» **Records to use**:
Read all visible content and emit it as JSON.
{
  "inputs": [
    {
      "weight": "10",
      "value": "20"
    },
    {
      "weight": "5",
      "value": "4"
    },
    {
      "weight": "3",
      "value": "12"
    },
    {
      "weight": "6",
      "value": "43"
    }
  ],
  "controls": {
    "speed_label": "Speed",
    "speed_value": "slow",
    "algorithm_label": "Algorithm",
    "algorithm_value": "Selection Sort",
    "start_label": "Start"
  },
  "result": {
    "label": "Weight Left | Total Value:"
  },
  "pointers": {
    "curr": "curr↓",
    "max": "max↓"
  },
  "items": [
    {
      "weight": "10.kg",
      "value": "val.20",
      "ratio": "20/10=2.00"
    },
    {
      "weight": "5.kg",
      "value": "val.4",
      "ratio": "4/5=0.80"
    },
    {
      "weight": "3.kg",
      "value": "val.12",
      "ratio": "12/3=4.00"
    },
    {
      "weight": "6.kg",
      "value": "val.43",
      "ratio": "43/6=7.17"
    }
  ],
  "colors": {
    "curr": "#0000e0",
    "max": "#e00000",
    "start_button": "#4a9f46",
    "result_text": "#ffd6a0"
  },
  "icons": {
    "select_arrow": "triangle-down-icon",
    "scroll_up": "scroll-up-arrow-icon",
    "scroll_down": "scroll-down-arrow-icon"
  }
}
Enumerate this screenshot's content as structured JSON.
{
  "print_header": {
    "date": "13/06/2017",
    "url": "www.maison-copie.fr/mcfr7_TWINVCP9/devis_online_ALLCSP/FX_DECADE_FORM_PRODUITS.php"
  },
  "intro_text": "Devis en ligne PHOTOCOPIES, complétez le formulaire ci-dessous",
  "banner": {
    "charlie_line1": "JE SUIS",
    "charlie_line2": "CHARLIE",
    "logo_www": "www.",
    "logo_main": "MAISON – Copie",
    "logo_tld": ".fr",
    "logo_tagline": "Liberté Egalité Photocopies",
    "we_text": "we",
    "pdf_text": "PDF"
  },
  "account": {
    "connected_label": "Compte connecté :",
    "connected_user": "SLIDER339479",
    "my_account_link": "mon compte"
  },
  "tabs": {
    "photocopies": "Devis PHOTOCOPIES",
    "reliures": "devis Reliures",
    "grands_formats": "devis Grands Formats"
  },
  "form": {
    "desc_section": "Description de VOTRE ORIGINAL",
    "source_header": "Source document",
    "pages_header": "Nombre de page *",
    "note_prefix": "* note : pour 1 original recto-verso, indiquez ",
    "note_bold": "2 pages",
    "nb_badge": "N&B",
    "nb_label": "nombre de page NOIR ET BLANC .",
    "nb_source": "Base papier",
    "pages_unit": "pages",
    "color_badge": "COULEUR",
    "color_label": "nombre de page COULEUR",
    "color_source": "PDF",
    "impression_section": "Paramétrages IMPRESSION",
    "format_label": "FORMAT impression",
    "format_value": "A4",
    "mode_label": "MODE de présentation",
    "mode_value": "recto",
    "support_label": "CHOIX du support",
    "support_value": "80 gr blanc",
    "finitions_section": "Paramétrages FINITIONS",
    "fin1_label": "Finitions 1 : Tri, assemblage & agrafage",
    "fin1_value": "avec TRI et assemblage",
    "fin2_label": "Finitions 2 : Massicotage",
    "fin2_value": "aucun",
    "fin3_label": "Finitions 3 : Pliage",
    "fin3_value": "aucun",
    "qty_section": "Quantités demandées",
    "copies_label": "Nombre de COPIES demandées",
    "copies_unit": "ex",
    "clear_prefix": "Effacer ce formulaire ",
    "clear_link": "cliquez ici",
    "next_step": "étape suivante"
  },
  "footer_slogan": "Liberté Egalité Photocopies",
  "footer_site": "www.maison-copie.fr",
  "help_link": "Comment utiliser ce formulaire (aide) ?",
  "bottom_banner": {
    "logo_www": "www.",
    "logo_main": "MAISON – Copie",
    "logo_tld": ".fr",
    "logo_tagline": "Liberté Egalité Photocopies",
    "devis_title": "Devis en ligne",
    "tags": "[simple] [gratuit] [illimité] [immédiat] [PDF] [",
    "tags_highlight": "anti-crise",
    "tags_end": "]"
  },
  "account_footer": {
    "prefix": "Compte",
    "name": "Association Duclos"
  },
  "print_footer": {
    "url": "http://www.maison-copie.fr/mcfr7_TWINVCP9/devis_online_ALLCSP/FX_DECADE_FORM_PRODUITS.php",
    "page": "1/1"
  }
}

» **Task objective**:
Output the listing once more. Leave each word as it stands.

» **Response area**:
Read all visible content and emit it as JSON.
{
  "inputs": [
    {
      "weight": "10",
      "value": "20"
    },
    {
      "weight": "5",
      "value": "4"
    },
    {
      "weight": "3",
      "value": "12"
    },
    {
      "weight": "6",
      "value": "43"
    }
  ],
  "controls": {
    "speed_label": "Speed",
    "speed_value": "slow",
    "algorithm_label": "Algorithm",
    "algorithm_value": "Selection Sort",
    "start_label": "Start"
  },
  "result": {
    "label": "Weight Left | Total Value:"
  },
  "pointers": {
    "curr": "curr↓",
    "max": "max↓"
  },
  "items": [
    {
      "weight": "10.kg",
      "value": "val.20",
      "ratio": "20/10=2.00"
    },
    {
      "weight": "5.kg",
      "value": "val.4",
      "ratio": "4/5=0.80"
    },
    {
      "weight": "3.kg",
      "value": "val.12",
      "ratio": "12/3=4.00"
    },
    {
      "weight": "6.kg",
      "value": "val.43",
      "ratio": "43/6=7.17"
    }
  ],
  "colors": {
    "curr": "#0000e0",
    "max": "#e00000",
    "start_button": "#4a9f46",
    "result_text": "#ffd6a0"
  },
  "icons": {
    "select_arrow": "triangle-down-icon",
    "scroll_up": "scroll-up-arrow-icon",
    "scroll_down": "scroll-down-arrow-icon"
  }
}
Enumerate this screenshot's content as structured JSON.
{
  "print_header": {
    "date": "13/06/2017",
    "url": "www.maison-copie.fr/mcfr7_TWINVCP9/devis_online_ALLCSP/FX_DECADE_FORM_PRODUITS.php"
  },
  "intro_text": "Devis en ligne PHOTOCOPIES, complétez le formulaire ci-dessous",
  "banner": {
    "charlie_line1": "JE SUIS",
    "charlie_line2": "CHARLIE",
    "logo_www": "www.",
    "logo_main": "MAISON – Copie",
    "logo_tld": ".fr",
    "logo_tagline": "Liberté Egalité Photocopies",
    "we_text": "we",
    "pdf_text": "PDF"
  },
  "account": {
    "connected_label": "Compte connecté :",
    "connected_user": "SLIDER339479",
    "my_account_link": "mon compte"
  },
  "tabs": {
    "photocopies": "Devis PHOTOCOPIES",
    "reliures": "devis Reliures",
    "grands_formats": "devis Grands Formats"
  },
  "form": {
    "desc_section": "Description de VOTRE ORIGINAL",
    "source_header": "Source document",
    "pages_header": "Nombre de page *",
    "note_prefix": "* note : pour 1 original recto-verso, indiquez ",
    "note_bold": "2 pages",
    "nb_badge": "N&B",
    "nb_label": "nombre de page NOIR ET BLANC .",
    "nb_source": "Base papier",
    "pages_unit": "pages",
    "color_badge": "COULEUR",
    "color_label": "nombre de page COULEUR",
    "color_source": "PDF",
    "impression_section": "Paramétrages IMPRESSION",
    "format_label": "FORMAT impression",
    "format_value": "A4",
    "mode_label": "MODE de présentation",
    "mode_value": "recto",
    "support_label": "CHOIX du support",
    "support_value": "80 gr blanc",
    "finitions_section": "Paramétrages FINITIONS",
    "fin1_label": "Finitions 1 : Tri, assemblage & agrafage",
    "fin1_value": "avec TRI et assemblage",
    "fin2_label": "Finitions 2 : Massicotage",
    "fin2_value": "aucun",
    "fin3_label": "Finitions 3 : Pliage",
    "fin3_value": "aucun",
    "qty_section": "Quantités demandées",
    "copies_label": "Nombre de COPIES demandées",
    "copies_unit": "ex",
    "clear_prefix": "Effacer ce formulaire ",
    "clear_link": "cliquez ici",
    "next_step": "étape suivante"
  },
  "footer_slogan": "Liberté Egalité Photocopies",
  "footer_site": "www.maison-copie.fr",
  "help_link": "Comment utiliser ce formulaire (aide) ?",
  "bottom_banner": {
    "logo_www": "www.",
    "logo_main": "MAISON – Copie",
    "logo_tld": ".fr",
    "logo_tagline": "Liberté Egalité Photocopies",
    "devis_title": "Devis en ligne",
    "tags": "[simple] [gratuit] [illimité] [immédiat] [PDF] [",
    "tags_highlight": "anti-crise",
    "tags_end": "]"
  },
  "account_footer": {
    "prefix": "Compte",
    "name": "Association Duclos"
  },
  "print_footer": {
    "url": "http://www.maison-copie.fr/mcfr7_TWINVCP9/devis_online_ALLCSP/FX_DECADE_FORM_PRODUITS.php",
    "page": "1/1"
  }
}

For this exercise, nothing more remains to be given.